Half unaware of IR35.

More than half (57 per cent) of self-employed people don’t know what IR35 is according to research from FreeAgent. At the same time 30 per cent would like to see IR35 legislation for the private sector dropped and only 12.9 per cent want to retain the legislation.

The legislation, which has been heavily criticised by tax experts and the business community as being poorly conceived, badly implemented by HMRC and causing unnecessary costs and hardships for genuine small businesses, has not been well communicated to self-employed people. Tax experts have predicted that IR35 could reduce a worker’s net income by up to 25 per cent and Chancellor of the Exchequer, Sajid Javid, recently announced the Conservative Party’s plan to review IR35.

Confirming that tax laws for small businesses are complex, when asked what they’d like to see on the new government’s agenda, 44.5 per cent of respondents stated they would like to see the UK tax code simplified for small businesses and over half (56 per cent) of self-employed workers in the UK want the new government to cut taxes for small business.

Ed Molyneux, CEO and co-founder of FreeAgent, said: “It is almost unbelievable that IR35, which has a massive impact on self-employed people, is unbeknown to many of them. Despite this, I can’t help but feel the shock is dulled by the expectation provoked by notoriously poor government communication.

“The revelation that less than half of self-employed people even know what IR35 is reveals a deeper problem – a vacuum of conveyance of important information between the government and small businesses,” he added. “The need for a more informed UK small business nation extends beyond IR35 and applies to other regulations which, at the end of the day, can make or break small businesses.”

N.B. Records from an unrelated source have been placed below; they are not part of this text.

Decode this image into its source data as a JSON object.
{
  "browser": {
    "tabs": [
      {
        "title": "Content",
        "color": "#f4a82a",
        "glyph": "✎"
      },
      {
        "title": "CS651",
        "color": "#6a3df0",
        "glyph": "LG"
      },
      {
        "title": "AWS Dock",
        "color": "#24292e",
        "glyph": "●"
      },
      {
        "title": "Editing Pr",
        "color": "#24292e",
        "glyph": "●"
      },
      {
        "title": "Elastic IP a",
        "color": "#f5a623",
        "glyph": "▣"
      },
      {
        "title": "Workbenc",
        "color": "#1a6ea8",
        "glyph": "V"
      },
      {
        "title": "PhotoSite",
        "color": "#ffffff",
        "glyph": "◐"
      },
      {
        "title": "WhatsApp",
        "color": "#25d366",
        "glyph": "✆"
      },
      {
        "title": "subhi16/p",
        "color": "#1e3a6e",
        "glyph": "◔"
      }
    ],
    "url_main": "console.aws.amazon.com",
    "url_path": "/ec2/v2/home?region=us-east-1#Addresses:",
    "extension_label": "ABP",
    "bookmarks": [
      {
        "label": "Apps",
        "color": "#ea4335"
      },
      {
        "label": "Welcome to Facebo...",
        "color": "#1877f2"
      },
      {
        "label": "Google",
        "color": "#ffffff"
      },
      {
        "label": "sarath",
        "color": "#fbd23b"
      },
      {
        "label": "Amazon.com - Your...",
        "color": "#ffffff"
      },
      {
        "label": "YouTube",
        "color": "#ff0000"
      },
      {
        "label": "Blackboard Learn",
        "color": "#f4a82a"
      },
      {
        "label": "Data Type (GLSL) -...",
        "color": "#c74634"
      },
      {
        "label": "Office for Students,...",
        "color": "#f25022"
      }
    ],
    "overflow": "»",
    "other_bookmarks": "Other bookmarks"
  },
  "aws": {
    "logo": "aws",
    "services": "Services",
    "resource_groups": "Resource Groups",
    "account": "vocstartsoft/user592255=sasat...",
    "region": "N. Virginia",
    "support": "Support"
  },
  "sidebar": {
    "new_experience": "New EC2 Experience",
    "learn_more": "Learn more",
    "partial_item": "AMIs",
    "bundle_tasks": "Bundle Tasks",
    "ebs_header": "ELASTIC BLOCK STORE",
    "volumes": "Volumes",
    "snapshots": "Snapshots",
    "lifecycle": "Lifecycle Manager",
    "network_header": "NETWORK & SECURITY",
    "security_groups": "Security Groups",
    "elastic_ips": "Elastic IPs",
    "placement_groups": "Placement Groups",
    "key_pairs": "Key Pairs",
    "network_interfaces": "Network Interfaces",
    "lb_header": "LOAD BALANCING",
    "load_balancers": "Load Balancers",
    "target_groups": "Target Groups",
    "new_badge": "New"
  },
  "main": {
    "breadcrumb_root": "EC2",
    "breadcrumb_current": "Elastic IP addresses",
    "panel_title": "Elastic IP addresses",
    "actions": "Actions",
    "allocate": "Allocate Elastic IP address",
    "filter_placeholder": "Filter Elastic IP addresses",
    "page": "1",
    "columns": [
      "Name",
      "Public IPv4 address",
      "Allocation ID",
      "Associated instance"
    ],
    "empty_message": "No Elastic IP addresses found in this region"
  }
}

Molyneux suggests that when the government reviews the IR35 legislation in the coming weeks, it keeps small businesses and self employed people at the heart of the decision: “This is a delicate state and nonchalant decisions made without clear communication to those most affected is simply not acceptable,” he said.

This website uses cookies to improve your experience. We'll assume you're ok with this, but you can opt-out if you wish. Accept Read More